Internal Change Isn’t Billable. But It Will Be.
See, these aren’t issues relating to bandwidth or recruitment or sales like some people portray them. Take a closer look and you’ll realize that they often lead back to whether or not management is motivated to change or all too comfortable with business as usual. True, yours may be a business measured on billable hours and some of the changes you’ll need to make in terms of your internal systems and processes are non-billable in themselves. Yet, what might those billable hours in the future look like once you add one service, one department or one contact for your existing clients? Better yet, how much further will you have strengthened the relationship with your current clients?
Real Value Can’t Be Discovered In A Vacuum
By the way, if you’re seeking a deeper, more genuine sense of why your clients stay with you, you can’t just “ask the partners what they think.” Even if your internal findings are insightful, they’ll never capture the complete picture of loyalty and retention until you solicit candid feedback directly from your clients.
Can you handle the truth?

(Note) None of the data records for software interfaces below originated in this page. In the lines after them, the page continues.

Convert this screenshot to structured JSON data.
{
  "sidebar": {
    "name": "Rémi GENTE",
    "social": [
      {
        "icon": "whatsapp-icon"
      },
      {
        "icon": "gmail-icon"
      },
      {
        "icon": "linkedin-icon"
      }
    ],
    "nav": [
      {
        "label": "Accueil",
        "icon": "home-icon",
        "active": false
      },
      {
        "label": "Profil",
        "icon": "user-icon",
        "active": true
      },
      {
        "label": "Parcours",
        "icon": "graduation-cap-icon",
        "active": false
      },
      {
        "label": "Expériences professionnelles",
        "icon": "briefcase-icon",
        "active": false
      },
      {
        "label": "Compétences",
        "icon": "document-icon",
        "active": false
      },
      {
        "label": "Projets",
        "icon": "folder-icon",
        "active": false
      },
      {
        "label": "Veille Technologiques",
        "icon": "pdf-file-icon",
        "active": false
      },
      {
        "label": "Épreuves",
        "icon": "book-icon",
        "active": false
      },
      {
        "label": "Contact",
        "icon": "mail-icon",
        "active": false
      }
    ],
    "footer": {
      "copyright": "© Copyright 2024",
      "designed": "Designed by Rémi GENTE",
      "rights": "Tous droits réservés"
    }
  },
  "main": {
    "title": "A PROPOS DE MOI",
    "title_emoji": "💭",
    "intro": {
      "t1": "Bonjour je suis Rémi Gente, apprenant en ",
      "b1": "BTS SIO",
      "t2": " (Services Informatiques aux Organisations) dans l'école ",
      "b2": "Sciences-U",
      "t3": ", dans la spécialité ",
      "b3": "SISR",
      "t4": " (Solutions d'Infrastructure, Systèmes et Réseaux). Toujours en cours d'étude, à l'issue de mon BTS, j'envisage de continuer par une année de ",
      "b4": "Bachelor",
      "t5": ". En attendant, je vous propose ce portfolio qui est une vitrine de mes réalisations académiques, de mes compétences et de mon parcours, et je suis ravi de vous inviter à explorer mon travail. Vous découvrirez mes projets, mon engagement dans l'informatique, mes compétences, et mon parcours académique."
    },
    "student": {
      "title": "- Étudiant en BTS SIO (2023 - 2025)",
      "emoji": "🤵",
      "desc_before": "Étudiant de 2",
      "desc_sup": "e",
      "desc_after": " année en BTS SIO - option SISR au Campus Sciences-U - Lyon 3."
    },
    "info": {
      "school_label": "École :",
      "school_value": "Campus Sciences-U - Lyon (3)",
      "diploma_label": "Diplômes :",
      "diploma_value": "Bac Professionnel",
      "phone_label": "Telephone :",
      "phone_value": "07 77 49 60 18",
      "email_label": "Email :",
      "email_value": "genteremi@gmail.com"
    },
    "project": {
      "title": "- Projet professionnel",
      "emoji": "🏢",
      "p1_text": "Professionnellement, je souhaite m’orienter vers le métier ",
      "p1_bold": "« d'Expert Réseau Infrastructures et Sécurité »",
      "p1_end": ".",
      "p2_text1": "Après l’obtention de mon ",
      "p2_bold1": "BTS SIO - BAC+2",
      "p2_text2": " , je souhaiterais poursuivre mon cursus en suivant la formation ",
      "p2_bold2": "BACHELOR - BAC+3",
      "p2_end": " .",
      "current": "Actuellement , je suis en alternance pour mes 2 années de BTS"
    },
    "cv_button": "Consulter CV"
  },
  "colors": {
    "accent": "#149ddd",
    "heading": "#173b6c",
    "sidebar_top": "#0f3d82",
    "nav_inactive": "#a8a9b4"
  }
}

Fasten your seatbelts and prepare to handle it. It’s worth hearing and acting upon. Every time. Especially since we’re certain that far more than 1% of your clients are loyal to you.
Are you a leader with courage?
Courageous leaders do not fear feedback. They proactively seek out the perceptions of others to know if the messages they are sending, the vision they are projecting, the values they are modeling, the plans and commitments they are holding people accountable to, and the changes they are implementing are taking hold as needed. Good leaders do not get defensive or angry when they don’t hear what they want to hear and they act upon the feedback to enhance their effectiveness and credibility.
You’ll be able to learn more about this and the other 25 attributes that characterize effective leaders with courage in my forthcoming book “Being A Leader With Courage: How To Succeed In Your C-level Position In 18 Months Or Less.”
Will this be the year you finally seek feedback from your clients?
If it is, you’ll want to check out our client loyalty assessments. In just 3 months, we'll provide you with a terrific sense of where your vulnerabilities in client loyalty lie and what additional services your clients need. When gaps in perceptions are revealed, you’ll also receive the constructive feedback you need to change your processes and behaviors.